Assigned task:
Line count for "Current": state how many lines of the listing below contain it, without anything else.

Input data:
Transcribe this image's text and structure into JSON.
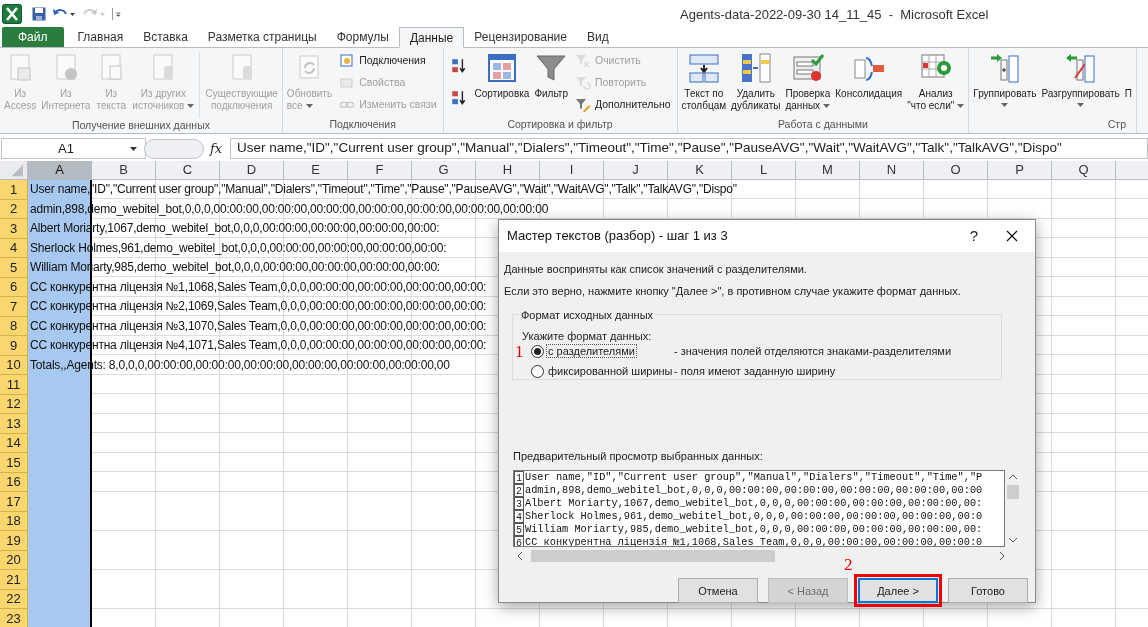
{
  "window": {
    "title": "Agents-data-2022-09-30 14_11_45  -  Microsoft Excel"
  },
  "quick_access": [
    {
      "kind": "logo",
      "disabled": false
    },
    {
      "kind": "save",
      "disabled": false
    },
    {
      "kind": "undo",
      "disabled": false
    },
    {
      "kind": "redo",
      "disabled": true
    },
    {
      "kind": "customize",
      "disabled": false
    }
  ],
  "tabs": [
    {
      "label": "Файл",
      "kind": "file",
      "selected": false
    },
    {
      "label": "Главная",
      "kind": "tab",
      "selected": false
    },
    {
      "label": "Вставка",
      "kind": "tab",
      "selected": false
    },
    {
      "label": "Разметка страницы",
      "kind": "tab",
      "selected": false
    },
    {
      "label": "Формулы",
      "kind": "tab",
      "selected": false
    },
    {
      "label": "Данные",
      "kind": "tab",
      "selected": true
    },
    {
      "label": "Рецензирование",
      "kind": "tab",
      "selected": false
    },
    {
      "label": "Вид",
      "kind": "tab",
      "selected": false
    }
  ],
  "ribbon": {
    "groups": [
      {
        "label": "Получение внешних данных",
        "items": [
          {
            "kind": "large",
            "label": "Из\nAccess",
            "disabled": true,
            "dropdown": false
          },
          {
            "kind": "large",
            "label": "Из\nИнтернета",
            "disabled": true,
            "dropdown": false
          },
          {
            "kind": "large",
            "label": "Из\nтекста",
            "disabled": true,
            "dropdown": false
          },
          {
            "kind": "large",
            "label": "Из других\nисточников",
            "disabled": true,
            "dropdown": true
          },
          {
            "kind": "separator"
          },
          {
            "kind": "large",
            "label": "Существующие\nподключения",
            "disabled": true,
            "dropdown": false
          }
        ]
      },
      {
        "label": "Подключения",
        "items": [
          {
            "kind": "large",
            "label": "Обновить\nвсе",
            "disabled": true,
            "dropdown": true
          },
          {
            "kind": "stack",
            "items": [
              {
                "kind": "small",
                "label": "Подключения",
                "disabled": false
              },
              {
                "kind": "small",
                "label": "Свойства",
                "disabled": true
              },
              {
                "kind": "small",
                "label": "Изменить связи",
                "disabled": true
              }
            ]
          }
        ]
      },
      {
        "label": "Сортировка и фильтр",
        "items": [
          {
            "kind": "stack",
            "items": [
              {
                "kind": "icon",
                "disabled": false
              },
              {
                "kind": "icon",
                "disabled": false
              }
            ]
          },
          {
            "kind": "large",
            "label": "Сортировка",
            "disabled": false,
            "dropdown": false
          },
          {
            "kind": "large",
            "label": "Фильтр",
            "disabled": false,
            "dropdown": false
          },
          {
            "kind": "stack",
            "items": [
              {
                "kind": "small",
                "label": "Очистить",
                "disabled": true
              },
              {
                "kind": "small",
                "label": "Повторить",
                "disabled": true
              },
              {
                "kind": "small",
                "label": "Дополнительно",
                "disabled": false
              }
            ]
          }
        ]
      },
      {
        "label": "Работа с данными",
        "items": [
          {
            "kind": "large",
            "label": "Текст по\nстолбцам",
            "disabled": false,
            "dropdown": false
          },
          {
            "kind": "large",
            "label": "Удалить\nдубликаты",
            "disabled": false,
            "dropdown": false
          },
          {
            "kind": "large",
            "label": "Проверка\nданных",
            "disabled": false,
            "dropdown": true
          },
          {
            "kind": "large",
            "label": "Консолидация",
            "disabled": false,
            "dropdown": false
          },
          {
            "kind": "large",
            "label": "Анализ\n\"что если\"",
            "disabled": false,
            "dropdown": true
          }
        ]
      },
      {
        "label": "Стр",
        "items": [
          {
            "kind": "large",
            "label": "Группировать",
            "disabled": false,
            "dropdown": true
          },
          {
            "kind": "large",
            "label": "Разгруппировать",
            "disabled": false,
            "dropdown": true
          },
          {
            "kind": "large",
            "label": "П",
            "disabled": false,
            "dropdown": false
          }
        ]
      }
    ]
  },
  "formula_bar": {
    "name_box": "A1",
    "fx": "fx",
    "formula": "User name,\"ID\",\"Current user group\",\"Manual\",\"Dialers\",\"Timeout\",\"Time\",\"Pause\",\"PauseAVG\",\"Wait\",\"WaitAVG\",\"Talk\",\"TalkAVG\",\"Dispo\""
  },
  "sheet": {
    "columns": [
      {
        "label": "A",
        "selected": true
      },
      {
        "label": "B",
        "selected": false
      },
      {
        "label": "C",
        "selected": false
      },
      {
        "label": "D",
        "selected": false
      },
      {
        "label": "E",
        "selected": false
      },
      {
        "label": "F",
        "selected": false
      },
      {
        "label": "G",
        "selected": false
      },
      {
        "label": "H",
        "selected": false
      },
      {
        "label": "I",
        "selected": false
      },
      {
        "label": "J",
        "selected": false
      },
      {
        "label": "K",
        "selected": false
      },
      {
        "label": "L",
        "selected": false
      },
      {
        "label": "M",
        "selected": false
      },
      {
        "label": "N",
        "selected": false
      },
      {
        "label": "O",
        "selected": false
      },
      {
        "label": "P",
        "selected": false
      },
      {
        "label": "Q",
        "selected": false
      }
    ],
    "rows": [
      {
        "number": "1",
        "text": "User name,\"ID\",\"Current user group\",\"Manual\",\"Dialers\",\"Timeout\",\"Time\",\"Pause\",\"PauseAVG\",\"Wait\",\"WaitAVG\",\"Talk\",\"TalkAVG\",\"Dispo\""
      },
      {
        "number": "2",
        "text": "admin,898,demo_webitel_bot,0,0,0,00:00:00,00:00:00,00:00:00,00:00:00,00:00:00,00:00:00,00:00:00"
      },
      {
        "number": "3",
        "text": "Albert Moriarty,1067,demo_webitel_bot,0,0,0,00:00:00,00:00:00,00:00:00,00:00:"
      },
      {
        "number": "4",
        "text": "Sherlock Holmes,961,demo_webitel_bot,0,0,0,00:00:00,00:00:00,00:00:00,00:00:"
      },
      {
        "number": "5",
        "text": "William Moriarty,985,demo_webitel_bot,0,0,0,00:00:00,00:00:00,00:00:00,00:00:"
      },
      {
        "number": "6",
        "text": "CC конкурентна ліцензія №1,1068,Sales Team,0,0,0,00:00:00,00:00:00,00:00:00,00:00:"
      },
      {
        "number": "7",
        "text": "CC конкурентна ліцензія №2,1069,Sales Team,0,0,0,00:00:00,00:00:00,00:00:00,00:00:"
      },
      {
        "number": "8",
        "text": "CC конкурентна ліцензія №3,1070,Sales Team,0,0,0,00:00:00,00:00:00,00:00:00,00:00:"
      },
      {
        "number": "9",
        "text": "CC конкурентна ліцензія №4,1071,Sales Team,0,0,0,00:00:00,00:00:00,00:00:00,00:00:"
      },
      {
        "number": "10",
        "text": "Totals,,Agents: 8,0,0,0,00:00:00,00:00:00,00:00:00,00:00:00,00:00:00,00:00:00,00"
      },
      {
        "number": "11"
      },
      {
        "number": "12"
      },
      {
        "number": "13"
      },
      {
        "number": "14"
      },
      {
        "number": "15"
      },
      {
        "number": "16"
      },
      {
        "number": "17"
      },
      {
        "number": "18"
      },
      {
        "number": "19"
      },
      {
        "number": "20"
      },
      {
        "number": "21"
      },
      {
        "number": "22"
      },
      {
        "number": "23"
      }
    ]
  },
  "dialog": {
    "title": "Мастер текстов (разбор) - шаг 1 из 3",
    "help": "?",
    "intro": [
      "Данные восприняты как список значений с разделителями.",
      "Если это верно, нажмите кнопку \"Далее >\", в противном случае укажите формат данных."
    ],
    "group_title": "Формат исходных данных",
    "prompt": "Укажите формат данных:",
    "options": [
      {
        "label": "с разделителями",
        "description": "- значения полей отделяются знаками-разделителями",
        "selected": true,
        "marker": "1"
      },
      {
        "label": "фиксированной ширины",
        "description": "- поля имеют заданную ширину",
        "selected": false
      }
    ],
    "preview_label": "Предварительный просмотр выбранных данных:",
    "preview": [
      {
        "number": "1",
        "text": "User name,\"ID\",\"Current user group\",\"Manual\",\"Dialers\",\"Timeout\",\"Time\",\"P"
      },
      {
        "number": "2",
        "text": "admin,898,demo_webitel_bot,0,0,0,00:00:00,00:00:00,00:00:00,00:00:00,00:00"
      },
      {
        "number": "3",
        "text": "Albert Moriarty,1067,demo_webitel_bot,0,0,0,00:00:00,00:00:00,00:00:00,00:"
      },
      {
        "number": "4",
        "text": "Sherlock Holmes,961,demo_webitel_bot,0,0,0,00:00:00,00:00:00,00:00:00,00:0"
      },
      {
        "number": "5",
        "text": "William Moriarty,985,demo_webitel_bot,0,0,0,00:00:00,00:00:00,00:00:00,00:"
      },
      {
        "number": "6",
        "text": "CC конкурентна ліцензія №1,1068,Sales Team,0,0,0,00:00:00,00:00:00,00:00:0"
      }
    ],
    "buttons": [
      {
        "label": "Отмена",
        "disabled": false,
        "default": false
      },
      {
        "label": "< Назад",
        "disabled": true,
        "default": false
      },
      {
        "label": "Далее >",
        "disabled": false,
        "default": true,
        "marker": "2"
      },
      {
        "label": "Готово",
        "disabled": false,
        "default": false
      }
    ]
  }
}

Answer box:
3